*** Data to use

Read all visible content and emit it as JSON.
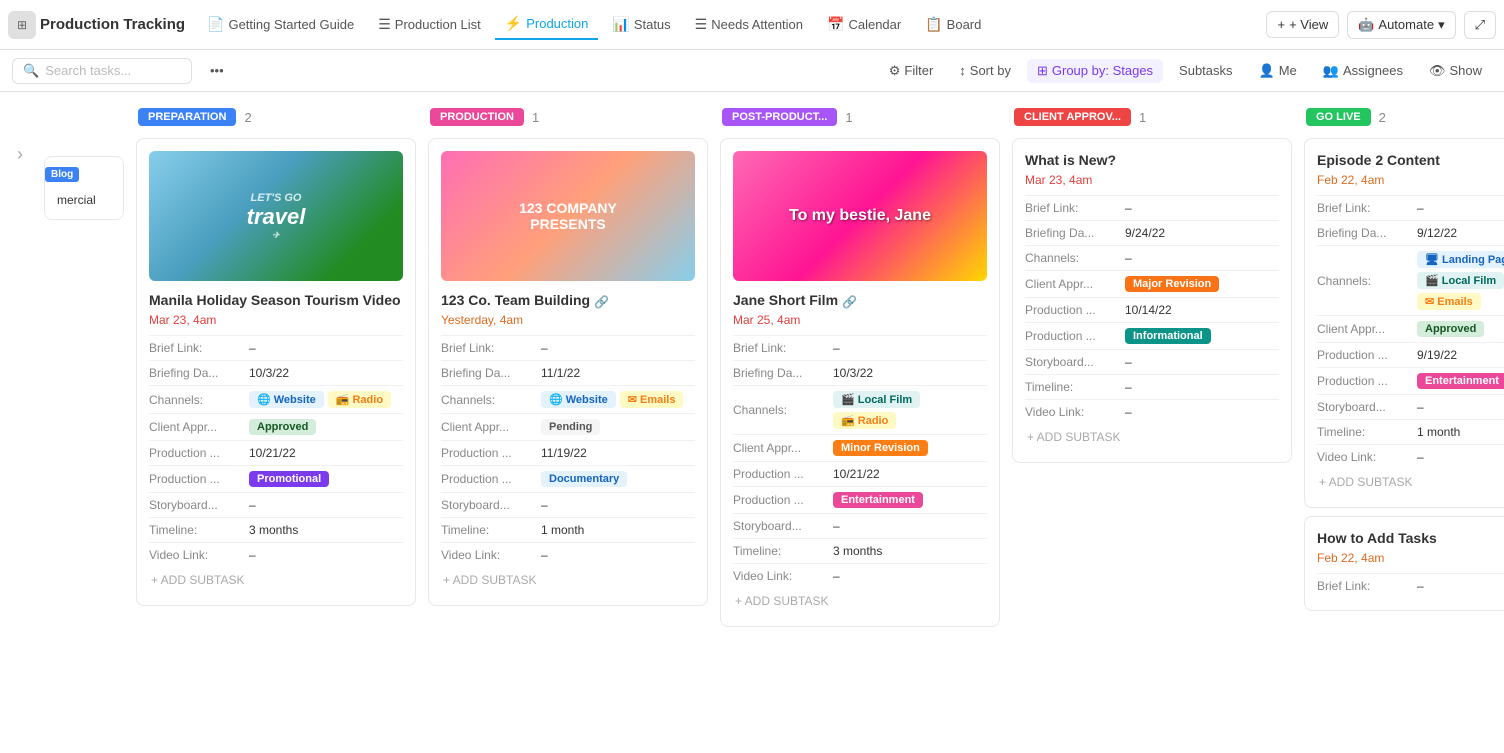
{
  "app": {
    "title": "Production Tracking",
    "logo_icon": "☰"
  },
  "nav": {
    "tabs": [
      {
        "id": "getting-started",
        "label": "Getting Started Guide",
        "icon": "📄",
        "active": false
      },
      {
        "id": "production-list",
        "label": "Production List",
        "icon": "☰",
        "active": false
      },
      {
        "id": "production",
        "label": "Production",
        "icon": "⚡",
        "active": true
      },
      {
        "id": "status",
        "label": "Status",
        "icon": "📊",
        "active": false
      },
      {
        "id": "needs-attention",
        "label": "Needs Attention",
        "icon": "☰",
        "active": false
      },
      {
        "id": "calendar",
        "label": "Calendar",
        "icon": "📅",
        "active": false
      },
      {
        "id": "board",
        "label": "Board",
        "icon": "📋",
        "active": false
      }
    ],
    "view_label": "+ View",
    "automate_label": "Automate"
  },
  "toolbar": {
    "search_placeholder": "Search tasks...",
    "more_icon": "•••",
    "filter_label": "Filter",
    "sort_label": "Sort by",
    "group_label": "Group by: Stages",
    "subtasks_label": "Subtasks",
    "me_label": "Me",
    "assignees_label": "Assignees",
    "show_label": "Show"
  },
  "columns": [
    {
      "id": "preparation",
      "label": "PREPARATION",
      "color": "#3b82f6",
      "count": 2,
      "cards": []
    },
    {
      "id": "production",
      "label": "PRODUCTION",
      "color": "#ec4899",
      "count": 1,
      "cards": [
        {
          "id": "123-team-building",
          "title": "123 Co. Team Building",
          "has_link": true,
          "date": "Yesterday, 4am",
          "date_color": "orange",
          "brief_link": "–",
          "briefing_date": "11/1/22",
          "channels": [
            "Website",
            "Emails"
          ],
          "client_appr": "Pending",
          "client_appr_type": "gray",
          "production_date": "11/19/22",
          "production_type": "Documentary",
          "production_type_color": "blue",
          "storyboard": "–",
          "timeline": "1 month",
          "video_link": "–",
          "image_type": "company"
        }
      ]
    },
    {
      "id": "post-production",
      "label": "POST-PRODUCT...",
      "color": "#a855f7",
      "count": 1,
      "cards": [
        {
          "id": "jane-short-film",
          "title": "Jane Short Film",
          "has_link": true,
          "date": "Mar 25, 4am",
          "date_color": "red",
          "brief_link": "–",
          "briefing_date": "10/3/22",
          "channels": [
            "Local Film",
            "Radio"
          ],
          "client_appr": "Minor Revision",
          "client_appr_type": "orange",
          "production_date": "10/21/22",
          "production_type": "Entertainment",
          "production_type_color": "pink",
          "storyboard": "–",
          "timeline": "3 months",
          "video_link": "–",
          "image_type": "jane"
        }
      ]
    },
    {
      "id": "client-approval",
      "label": "CLIENT APPROV...",
      "color": "#ef4444",
      "count": 1,
      "cards": [
        {
          "id": "what-is-new",
          "title": "What is New?",
          "has_link": false,
          "date": "Mar 23, 4am",
          "date_color": "red",
          "brief_link": "–",
          "briefing_date": "9/24/22",
          "channels": [
            "–"
          ],
          "client_appr": "Major Revision",
          "client_appr_type": "orange-red",
          "production_date_label": "Production ...",
          "production_date": "10/14/22",
          "production_type_label": "Production ...",
          "production_type": "Informational",
          "production_type_color": "teal",
          "storyboard": "–",
          "timeline": "–",
          "video_link": "–"
        }
      ]
    },
    {
      "id": "go-live",
      "label": "GO LIVE",
      "color": "#22c55e",
      "count": 2,
      "cards": [
        {
          "id": "episode-2-content",
          "title": "Episode 2 Content",
          "has_link": false,
          "date": "Feb 22, 4am",
          "date_color": "orange",
          "brief_link": "–",
          "briefing_date": "9/12/22",
          "channels": [
            "Landing Pages",
            "Local Film",
            "Emails"
          ],
          "client_appr": "Approved",
          "client_appr_type": "green",
          "production_date": "9/19/22",
          "production_type": "Entertainment",
          "production_type_color": "pink",
          "storyboard": "–",
          "timeline": "1 month",
          "video_link": "–"
        },
        {
          "id": "how-to-add-tasks",
          "title": "How to Add Tasks",
          "has_link": false,
          "date": "Feb 22, 4am",
          "date_color": "orange",
          "brief_link": "–",
          "briefing_date": ""
        }
      ]
    }
  ],
  "left_partial": {
    "label": "mercial",
    "badge": "Blog",
    "badge_color": "#3b82f6"
  },
  "manila_card": {
    "title": "Manila Holiday Season Tourism Video",
    "has_link": true,
    "date": "Mar 23, 4am",
    "date_color": "red",
    "brief_link": "–",
    "briefing_date": "10/3/22",
    "channels": [
      "Website",
      "Radio"
    ],
    "client_appr": "Approved",
    "client_appr_type": "green",
    "production_date": "10/21/22",
    "production_type": "Promotional",
    "production_type_color": "purple",
    "storyboard": "–",
    "timeline": "3 months",
    "video_link": "–"
  }
}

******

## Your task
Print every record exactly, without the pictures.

## Result of the exercise
Read all visible content and emit it as JSON.
{
  "app": {
    "title": "Production Tracking",
    "logo_icon": "☰"
  },
  "nav": {
    "tabs": [
      {
        "id": "getting-started",
        "label": "Getting Started Guide",
        "icon": "📄",
        "active": false
      },
      {
        "id": "production-list",
        "label": "Production List",
        "icon": "☰",
        "active": false
      },
      {
        "id": "production",
        "label": "Production",
        "icon": "⚡",
        "active": true
      },
      {
        "id": "status",
        "label": "Status",
        "icon": "📊",
        "active": false
      },
      {
        "id": "needs-attention",
        "label": "Needs Attention",
        "icon": "☰",
        "active": false
      },
      {
        "id": "calendar",
        "label": "Calendar",
        "icon": "📅",
        "active": false
      },
      {
        "id": "board",
        "label": "Board",
        "icon": "📋",
        "active": false
      }
    ],
    "view_label": "+ View",
    "automate_label": "Automate"
  },
  "toolbar": {
    "search_placeholder": "Search tasks...",
    "more_icon": "•••",
    "filter_label": "Filter",
    "sort_label": "Sort by",
    "group_label": "Group by: Stages",
    "subtasks_label": "Subtasks",
    "me_label": "Me",
    "assignees_label": "Assignees",
    "show_label": "Show"
  },
  "columns": [
    {
      "id": "preparation",
      "label": "PREPARATION",
      "color": "#3b82f6",
      "count": 2,
      "cards": []
    },
    {
      "id": "production",
      "label": "PRODUCTION",
      "color": "#ec4899",
      "count": 1,
      "cards": [
        {
          "id": "123-team-building",
          "title": "123 Co. Team Building",
          "has_link": true,
          "date": "Yesterday, 4am",
          "date_color": "orange",
          "brief_link": "–",
          "briefing_date": "11/1/22",
          "channels": [
            "Website",
            "Emails"
          ],
          "client_appr": "Pending",
          "client_appr_type": "gray",
          "production_date": "11/19/22",
          "production_type": "Documentary",
          "production_type_color": "blue",
          "storyboard": "–",
          "timeline": "1 month",
          "video_link": "–",
          "image_type": "company"
        }
      ]
    },
    {
      "id": "post-production",
      "label": "POST-PRODUCT...",
      "color": "#a855f7",
      "count": 1,
      "cards": [
        {
          "id": "jane-short-film",
          "title": "Jane Short Film",
          "has_link": true,
          "date": "Mar 25, 4am",
          "date_color": "red",
          "brief_link": "–",
          "briefing_date": "10/3/22",
          "channels": [
            "Local Film",
            "Radio"
          ],
          "client_appr": "Minor Revision",
          "client_appr_type": "orange",
          "production_date": "10/21/22",
          "production_type": "Entertainment",
          "production_type_color": "pink",
          "storyboard": "–",
          "timeline": "3 months",
          "video_link": "–",
          "image_type": "jane"
        }
      ]
    },
    {
      "id": "client-approval",
      "label": "CLIENT APPROV...",
      "color": "#ef4444",
      "count": 1,
      "cards": [
        {
          "id": "what-is-new",
          "title": "What is New?",
          "has_link": false,
          "date": "Mar 23, 4am",
          "date_color": "red",
          "brief_link": "–",
          "briefing_date": "9/24/22",
          "channels": [
            "–"
          ],
          "client_appr": "Major Revision",
          "client_appr_type": "orange-red",
          "production_date_label": "Production ...",
          "production_date": "10/14/22",
          "production_type_label": "Production ...",
          "production_type": "Informational",
          "production_type_color": "teal",
          "storyboard": "–",
          "timeline": "–",
          "video_link": "–"
        }
      ]
    },
    {
      "id": "go-live",
      "label": "GO LIVE",
      "color": "#22c55e",
      "count": 2,
      "cards": [
        {
          "id": "episode-2-content",
          "title": "Episode 2 Content",
          "has_link": false,
          "date": "Feb 22, 4am",
          "date_color": "orange",
          "brief_link": "–",
          "briefing_date": "9/12/22",
          "channels": [
            "Landing Pages",
            "Local Film",
            "Emails"
          ],
          "client_appr": "Approved",
          "client_appr_type": "green",
          "production_date": "9/19/22",
          "production_type": "Entertainment",
          "production_type_color": "pink",
          "storyboard": "–",
          "timeline": "1 month",
          "video_link": "–"
        },
        {
          "id": "how-to-add-tasks",
          "title": "How to Add Tasks",
          "has_link": false,
          "date": "Feb 22, 4am",
          "date_color": "orange",
          "brief_link": "–",
          "briefing_date": ""
        }
      ]
    }
  ],
  "left_partial": {
    "label": "mercial",
    "badge": "Blog",
    "badge_color": "#3b82f6"
  },
  "manila_card": {
    "title": "Manila Holiday Season Tourism Video",
    "has_link": true,
    "date": "Mar 23, 4am",
    "date_color": "red",
    "brief_link": "–",
    "briefing_date": "10/3/22",
    "channels": [
      "Website",
      "Radio"
    ],
    "client_appr": "Approved",
    "client_appr_type": "green",
    "production_date": "10/21/22",
    "production_type": "Promotional",
    "production_type_color": "purple",
    "storyboard": "–",
    "timeline": "3 months",
    "video_link": "–"
  }
}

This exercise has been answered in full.